In the booklet included with the set, critic Jasper Sharp suggests that the Stray Cat Rock series represented an intentional move away from the slicker gangster films of director Seijun Suzuki and others at the Nikkatsu studio in the late 1960s. Watching the series, there's definitely a looser, more improvisational feel to the films; while both are colorful and energetic, the almost anarchic energy of these films is a far cry from the carefully prepared flourish of Tokyo Drifter's final shootout. Both Hasebe and Fujita pack these five films with all sorts of aggressive camera moves and sudden jolts of violence or action, and the movies each broken up by thrilling chase sequences involving dune buggies and motorcycles or extended rock interludes that practically function like music videos dropped into the narratives.
The plots of the five films all revolve around bands of reckless youths, most of which could be called gangs, but even that might be stretching to find a common element. The first, Delinquent Girl Boss, focuses on a violent rivalry that boils up between two gangs, one of which has ties to officials in the Japanese government. The tension comes to a head when a local boxer refuses to throw a match. Wild Jumbo finds a different band of hooligans setting up camp on the beach with a rich girl in tow, where they pose as a church group and plot a 30 million yen heist. Sex Hunter is a racial drama about more warring gangs, one of which is focused on torturing and chasing off a half-Asian brother and sister. Machine Animal is an outlier even in a series of outliers, in which Kaji's girl gang is sympathetic to the plight of three men, one of whom was a draft dodger, trying to escape Japan by selling 500 pills of LSD. Finally, Beat '71 follows a band of hippies riding around in a repainted school bus. Kaji takes the fall for a murder she didn't commit, only to find out after escaping that the man she took the fall for has tried to reform himself in the interim.
In Sex Hunter, Kaji's character Mako discovers her rival crime boss Baron (Fuji) has swept her away from a fancy party because her gang members are going to be raped by the other partygoers.
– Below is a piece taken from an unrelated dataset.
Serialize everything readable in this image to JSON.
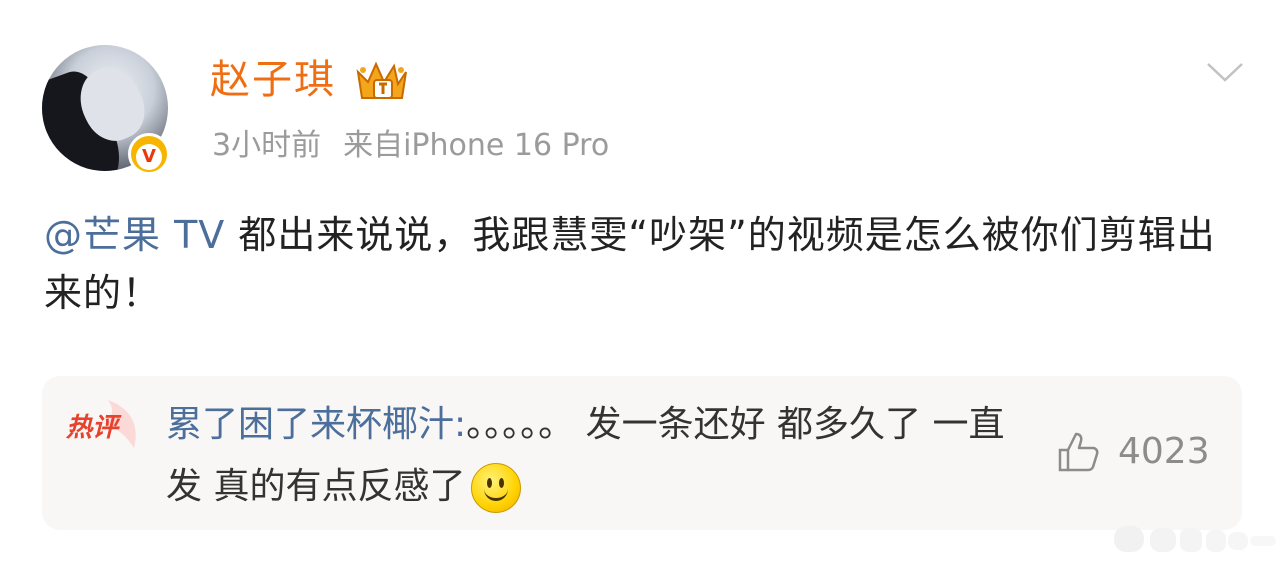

She escapes Baron's apartment wearing nothing but a shirt, steals a man's motorcycle, and ultimately bursts back into the party armed with molotov cocktails inside Coca-Cola bottles. At their best, the Stray Cat Rock movies are an encapsulation of this weapon: explosive pop cinema. In particular, the first movie feels like a sugar rush, led by Mei (Akiko Wada), a brash motorcycle girl who sets the story in motion. She gets into fights on her bike, protects her friends, stands up to people she doesn't like, and even jumps on stage and sings -- not even the horrible dubbing job can neuter the film's energy. She even convinces the boxer not to throw his fight through what seems like sheer willpower. (It's a shame that Wada is only in the first movie, even though some terrible Pink Panther-style editing of old footage tries to make it seem like she's still around.) In Machine Animal, there's also a bit of the girls just plain having a good bawdy time together, scenes echoed by modern films like Girlhood.
That said, it's also surprising how much of these seemingly colorful girl-gang pictures are a dramatic bummer. Wild Jumbo in particular takes a surprisingly decisive turn near the end, and Sex Hunter is melodrama played to its most piercing notes, as Mako tries to save "half-breed" Kazuma (Rikiya Yasuoka) from Baron, who not only hates Kazuma but is also infatuated with Mako. None of the Stray Cat Rock films are particularly brutal, especially when considered within the spectrum of 1970s exploitation films, but Sex Hunter does have the series' darkest moment, in which Baron intentionally orchestrates a gang rape. The series also appears to become more political as it goes on and grows a bit in scope (which, again, is a bit odd for a series that was over and done with in less than ten months). The draft-dodger subplot of Machine Animal is fascinating and engaging, not to mention it gives Tatsuya Fuji a chance to stretch in a sympathetic role, but Beat '71 ends up a bit dry by comparison, with the focus drawn away from human characters like Charlie (Toshiya Yamano), the actual deserter.
Gauging how modern audiences will react to the Stray Cat Rock series is hard, especially given how vastly different each entry is. However, aside from Wild Jumbo (which, frankly, is just kind of depressing), each film is a fascinating cultural artifact, and each one gives the viewer a new look at the two recurring performers as they take on a new role. The experience may not be cohesive, and overall the set is a bit more mixed than I would've liked, but the moments when these films are electrifying are hard to deny.
The Video and Audio
The set also includes original theatrical trailers for four of the films, all except for Delinquent Girl Boss.